» Data to process
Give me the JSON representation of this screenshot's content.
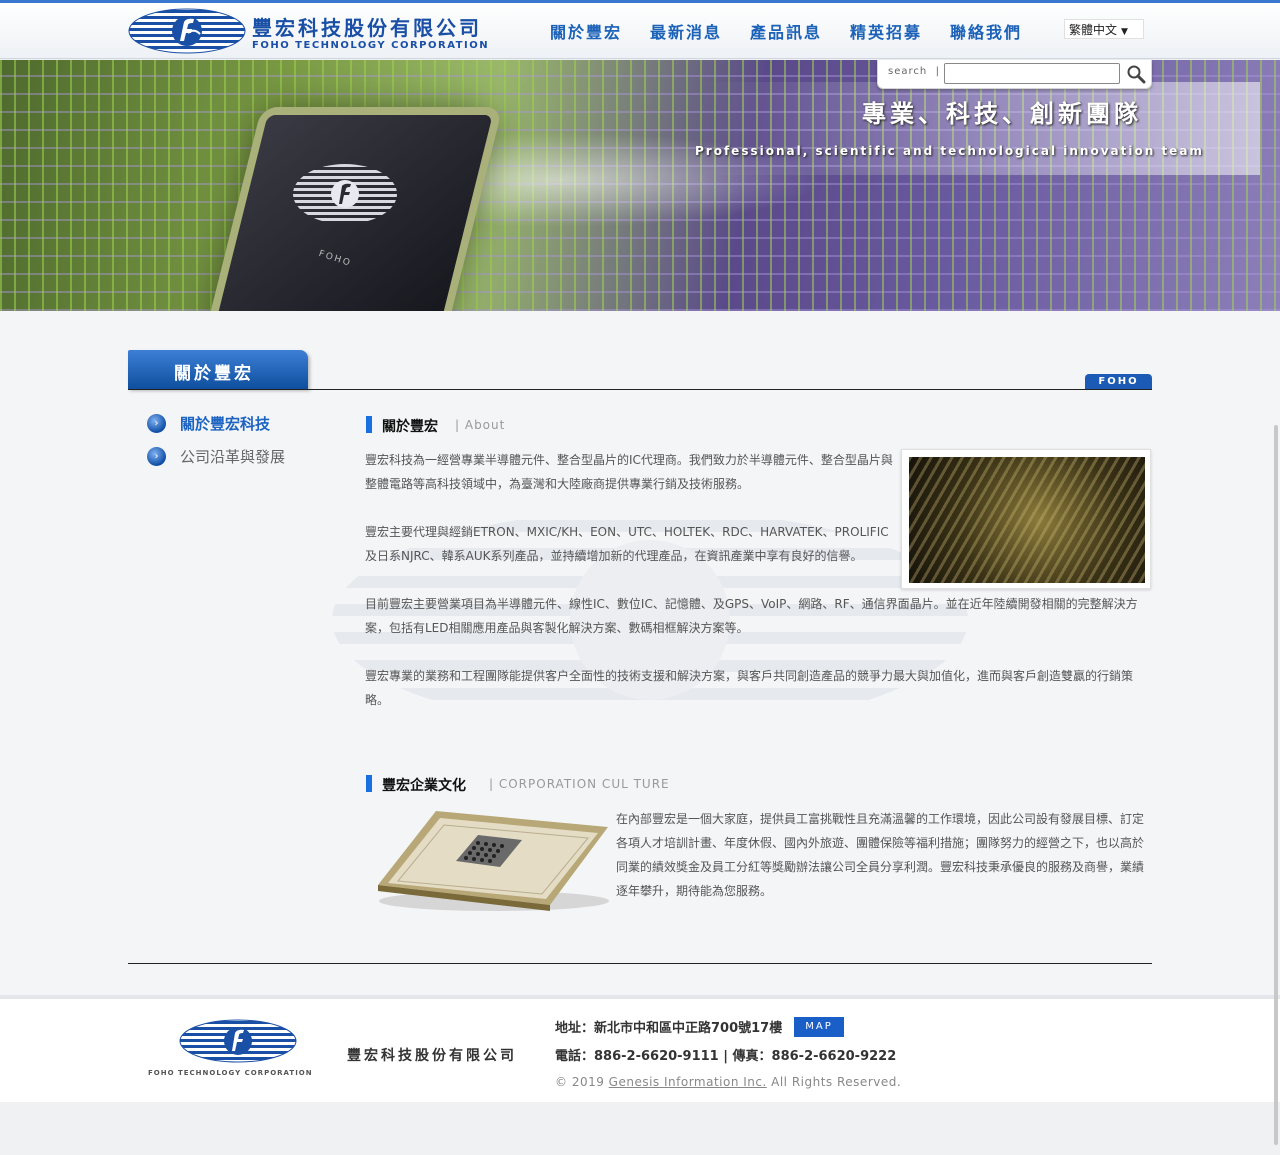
{
  "header": {
    "company_cn": "豐宏科技股份有限公司",
    "company_en": "FOHO TECHNOLOGY CORPORATION",
    "nav": [
      {
        "label": "關於豐宏"
      },
      {
        "label": "最新消息"
      },
      {
        "label": "產品訊息"
      },
      {
        "label": "精英招募"
      },
      {
        "label": "聯絡我們"
      }
    ],
    "language": "繁體中文"
  },
  "search": {
    "label": "search",
    "value": ""
  },
  "banner": {
    "slogan_cn": "專業、科技、創新團隊",
    "slogan_en": "Professional, scientific and technological innovation team",
    "chip_text": "FOHO"
  },
  "section": {
    "tab_title": "關於豐宏",
    "brand_tag": "FOHO"
  },
  "sidebar": {
    "items": [
      {
        "label": "關於豐宏科技",
        "active": true
      },
      {
        "label": "公司沿革與發展",
        "active": false
      }
    ]
  },
  "about": {
    "title": "關於豐宏",
    "subtitle": "| About",
    "paragraphs": [
      "豐宏科技為一經營專業半導體元件、整合型晶片的IC代理商。我們致力於半導體元件、整合型晶片與整體電路等高科技領域中，為臺灣和大陸廠商提供專業行銷及技術服務。",
      "豐宏主要代理與經銷ETRON、MXIC/KH、EON、UTC、HOLTEK、RDC、HARVATEK、PROLIFIC及日系NJRC、韓系AUK系列產品，並持續增加新的代理產品，在資訊產業中享有良好的信譽。",
      "目前豐宏主要營業項目為半導體元件、線性IC、數位IC、記憶體、及GPS、VoIP、網路、RF、通信界面晶片。並在近年陸續開發相關的完整解決方案，包括有LED相關應用產品與客製化解決方案、數碼相框解決方案等。",
      "豐宏專業的業務和工程團隊能提供客户全面性的技術支援和解決方案，與客戶共同創造產品的競爭力最大與加值化，進而與客戶創造雙贏的行銷策略。"
    ]
  },
  "culture": {
    "title": "豐宏企業文化",
    "subtitle": "| CORPORATION CUL TURE",
    "paragraph": "在內部豐宏是一個大家庭，提供員工富挑戰性且充滿溫馨的工作環境，因此公司設有發展目標、訂定各項人才培訓計畫、年度休假、國內外旅遊、團體保險等福利措施；團隊努力的經營之下，也以高於同業的績效獎金及員工分紅等獎勵辦法讓公司全員分享利潤。豐宏科技秉承優良的服務及商譽，業績逐年攀升，期待能為您服務。"
  },
  "footer": {
    "company_cn": "豐宏科技股份有限公司",
    "company_en": "FOHO TECHNOLOGY CORPORATION",
    "address": "地址：新北市中和區中正路700號17樓",
    "map_label": "MAP",
    "phone": "電話：886-2-6620-9111 | 傳真：886-2-6620-9222",
    "copyright_prefix": "© 2019 ",
    "copyright_link": "Genesis Information Inc.",
    "copyright_suffix": " All Rights Reserved."
  }
}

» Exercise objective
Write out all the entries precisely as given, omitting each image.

» Solution below
Give me the JSON representation of this screenshot's content.
{
  "header": {
    "company_cn": "豐宏科技股份有限公司",
    "company_en": "FOHO TECHNOLOGY CORPORATION",
    "nav": [
      {
        "label": "關於豐宏"
      },
      {
        "label": "最新消息"
      },
      {
        "label": "產品訊息"
      },
      {
        "label": "精英招募"
      },
      {
        "label": "聯絡我們"
      }
    ],
    "language": "繁體中文"
  },
  "search": {
    "label": "search",
    "value": ""
  },
  "banner": {
    "slogan_cn": "專業、科技、創新團隊",
    "slogan_en": "Professional, scientific and technological innovation team",
    "chip_text": "FOHO"
  },
  "section": {
    "tab_title": "關於豐宏",
    "brand_tag": "FOHO"
  },
  "sidebar": {
    "items": [
      {
        "label": "關於豐宏科技",
        "active": true
      },
      {
        "label": "公司沿革與發展",
        "active": false
      }
    ]
  },
  "about": {
    "title": "關於豐宏",
    "subtitle": "| About",
    "paragraphs": [
      "豐宏科技為一經營專業半導體元件、整合型晶片的IC代理商。我們致力於半導體元件、整合型晶片與整體電路等高科技領域中，為臺灣和大陸廠商提供專業行銷及技術服務。",
      "豐宏主要代理與經銷ETRON、MXIC/KH、EON、UTC、HOLTEK、RDC、HARVATEK、PROLIFIC及日系NJRC、韓系AUK系列產品，並持續增加新的代理產品，在資訊產業中享有良好的信譽。",
      "目前豐宏主要營業項目為半導體元件、線性IC、數位IC、記憶體、及GPS、VoIP、網路、RF、通信界面晶片。並在近年陸續開發相關的完整解決方案，包括有LED相關應用產品與客製化解決方案、數碼相框解決方案等。",
      "豐宏專業的業務和工程團隊能提供客户全面性的技術支援和解決方案，與客戶共同創造產品的競爭力最大與加值化，進而與客戶創造雙贏的行銷策略。"
    ]
  },
  "culture": {
    "title": "豐宏企業文化",
    "subtitle": "| CORPORATION CUL TURE",
    "paragraph": "在內部豐宏是一個大家庭，提供員工富挑戰性且充滿溫馨的工作環境，因此公司設有發展目標、訂定各項人才培訓計畫、年度休假、國內外旅遊、團體保險等福利措施；團隊努力的經營之下，也以高於同業的績效獎金及員工分紅等獎勵辦法讓公司全員分享利潤。豐宏科技秉承優良的服務及商譽，業績逐年攀升，期待能為您服務。"
  },
  "footer": {
    "company_cn": "豐宏科技股份有限公司",
    "company_en": "FOHO TECHNOLOGY CORPORATION",
    "address": "地址：新北市中和區中正路700號17樓",
    "map_label": "MAP",
    "phone": "電話：886-2-6620-9111 | 傳真：886-2-6620-9222",
    "copyright_prefix": "© 2019 ",
    "copyright_link": "Genesis Information Inc.",
    "copyright_suffix": " All Rights Reserved."
  }
}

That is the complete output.